Dr. Aboolian discusses importance of history, education


Jeffrey Davis

Dr. Robert Aboolian teaches his class in Business Administration.

Gayana Parsegova, Staff Writer

An Armenian man with wisdom and a passion for what he does at CSUSM, Dr. Robert Aboolian strives to be a role model not only for his students, but for the Armenian community as well.

Born and raised in Tehran, Iran, Aboolian completed his undergraduate studies at the Iran University of Science, receiving a bachelor’s degree and master’s degree in industrial engineering. However, he wanted to continue his journey in higher education, so he went to the University of Toronto’s Rotman School of Management in Toronto, Canada, where he received his Ph.D. in operations management.

“Growing up,” said Aboolian, “my father was a teacher and was one of the best teachers I had in middle school. He was a math teacher, and later went on to become a principal. He was always very supportive of my siblings and I receiving a good education. At an early age, I already knew I wanted to be a professor and teach as well.”

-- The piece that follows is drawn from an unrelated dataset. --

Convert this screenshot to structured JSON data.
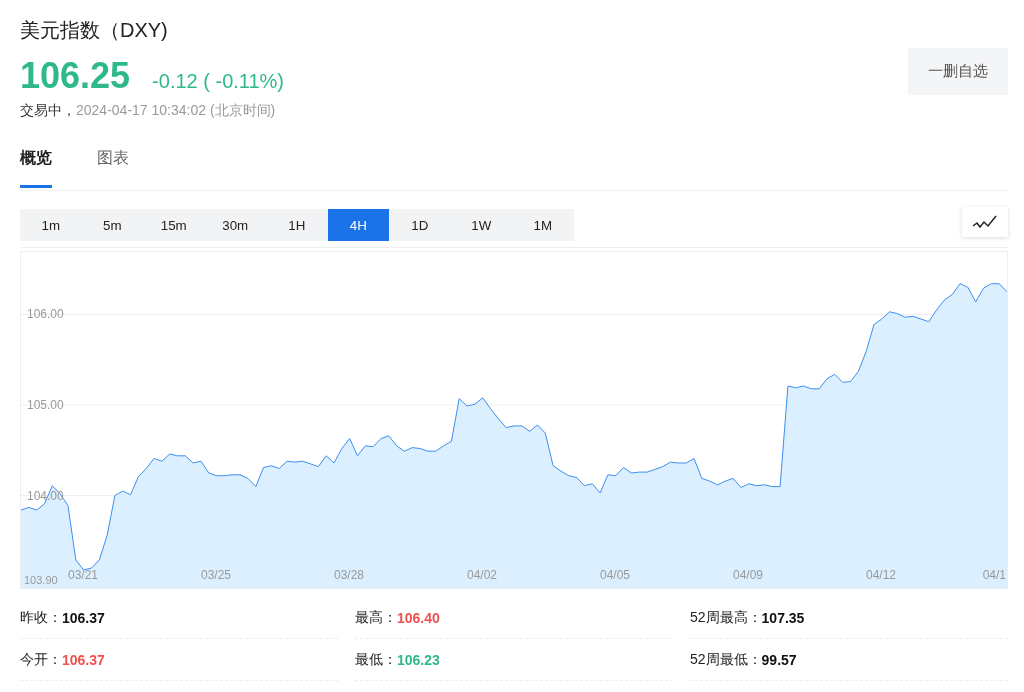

Unfortunately, some difficulties arose for Aboolian in the 1980s when he began his undergraduate studies to pursue his dream of becoming a professor. A nearly 10-year war erupted between Iran and Iraq, putting the citizens of these countries in great danger.

“All University students were forced to stop their education and join the army for six months,” said Aboolian,  “At that time, I had lost several of my classmates, but I was able to cope with it. There were times when the attacks from Iraq were very close to my family and I.”

Dr. Aboolian has been with CSUSM since 2002 and has served as Professor of Operations and Supply Chain Management and the Chair of the Department of Operations and Supply Chain Management as well. He currently teaches courses such as Foundation of Operations Management, Decision Models, Business Statistics in addition to graduate classes.

“In Iran,” said Aboolian, “I grew up in a community filled with all Armenian people. We were a people that were known to be hard-working and dedicated in everything that we did. Back then, education was free. I had no financial struggles, my parents had helped me every step of the way and ultimately, becoming a professor was an occupation that was highly respected by everyone.”

Today, Dr. Aboolian and his family still embrace their Armenian roots and culture as best as they can. Being a father, he, along with his wife, does his best to not only make sure their daughters understand the meaning of being Armenian, but also implement the meaning of education.

“I love my job,” said Aboolian, “and truly feel content with my life, and I’m proud to say that I’m an Armenian from Iran. I hope that someday there will be more Armenians who will become more progressive within our society and hold more leadership roles.

Although the community down here is small, there is still potential for us to grow. Similarly to my students, when I see that they have potential as well, I will try to encourage them, but never force. In the same way I hope the Armenian community grows just as great.”